There’s more fallout from the violence in Charlottesville, Virginia, two weeks ago. In Berkeley, California, thousands rallied Sunday against hate. But scores of masked anarchists overran police barricades and attacked several supporters of President Trump. Officers arrested 13.

In Charlottesville, hundreds turned out for a special town hall. They criticized Mayor Mike Signer and others over the violence at a white supremacist rally.

In Northern India, a self-declared guru was sentenced today to 20 years in prison for raping two followers. Ahead of the sentencing, thousands of police filled the streets to keep order. Last week, the religious sect leader’s conviction set off riots that killed at least 38 people.

Israel’s Prime Minister Benjamin Netanyahu accused Iran today of building sites in Syria and Lebanon to make guided missiles. And he said they’re for use against Israel. In Jerusalem, Netanyahu told U.N. Secretary-General Antonio Guterres that the U.N. is not doing enough to counter Iranian aggression.

BENJAMIN NETANYAHU, Prime Minister, Israel: Iran is busy turning Syria into a base of military entrenchment, and it wants to use Syria and Lebanon as war fronts against its declared goal to eradicate Israel. This is something Israel cannot accept. This is something the U.N. shouldn’t accept.

MILES O’BRIEN: Iran is fighting in Syria to aid President Bashar Assad, aided by the Lebanese militant group Hezbollah.

Authorities in Germany now say they think a male nurse killed at least 86 people. It happened over 15 years in two cities. Niels Hoegel was sentenced to life in prison in 2015 for two murders. He had admitted to giving overdoses of heart medication because he liked trying to revive the victims. Investigators warn the number of victims could go higher still.
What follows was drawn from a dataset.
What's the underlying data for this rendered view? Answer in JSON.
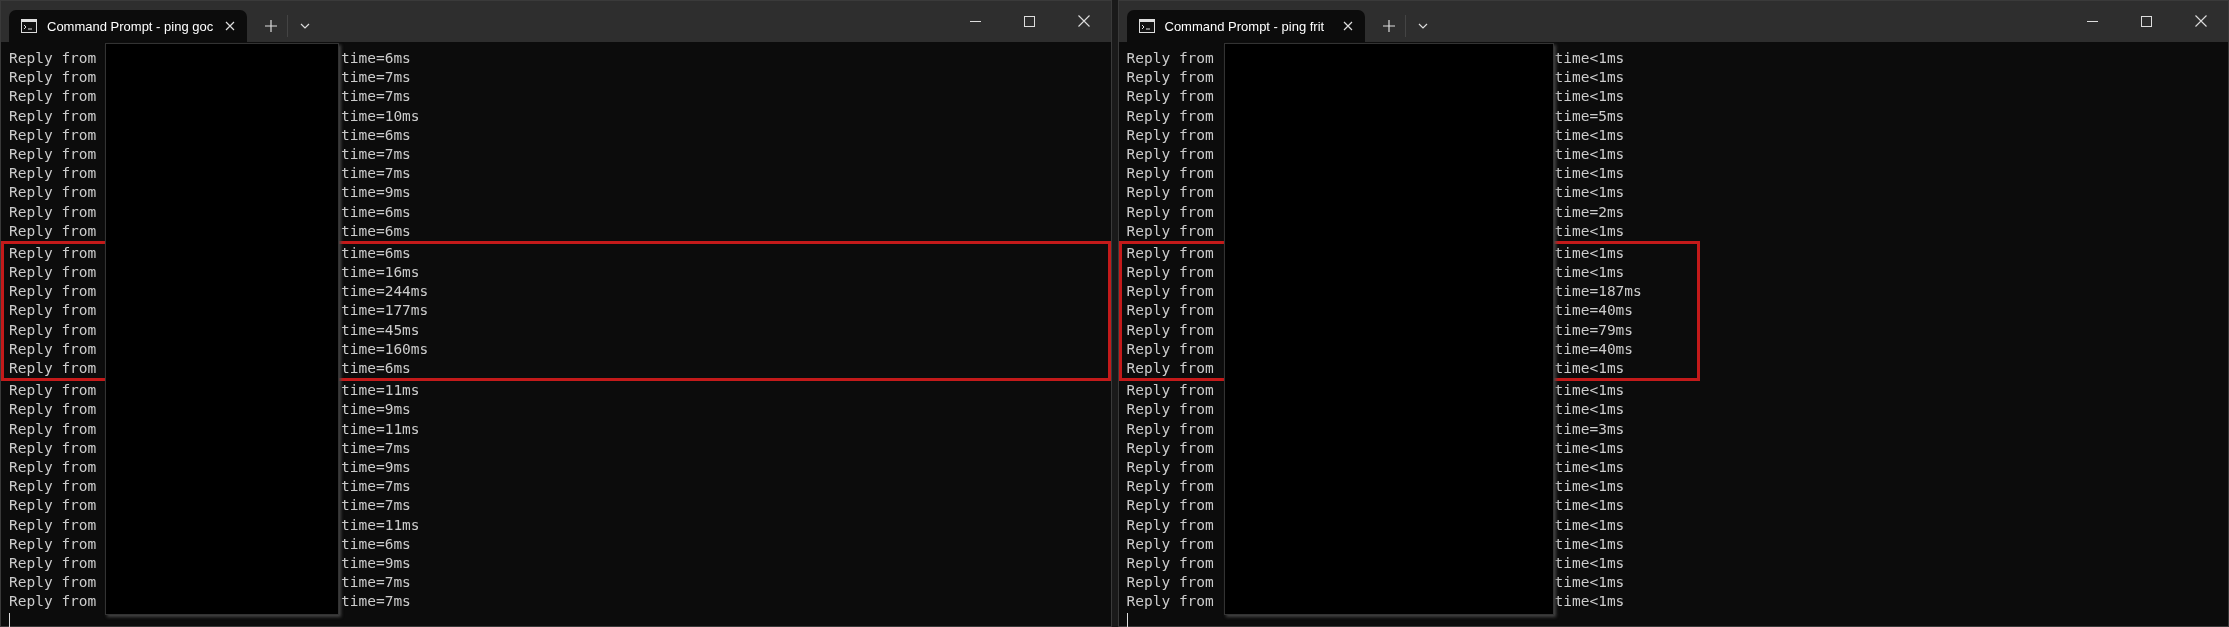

In economic news, the effects of Hurricane Harvey sent oil prices tumbling and gas prices rising. But stocks had a quiet day. The Dow Jones industrial average lost five points to close at 21808. The Nasdaq rose 17 points, and the S&P 500 added a single point.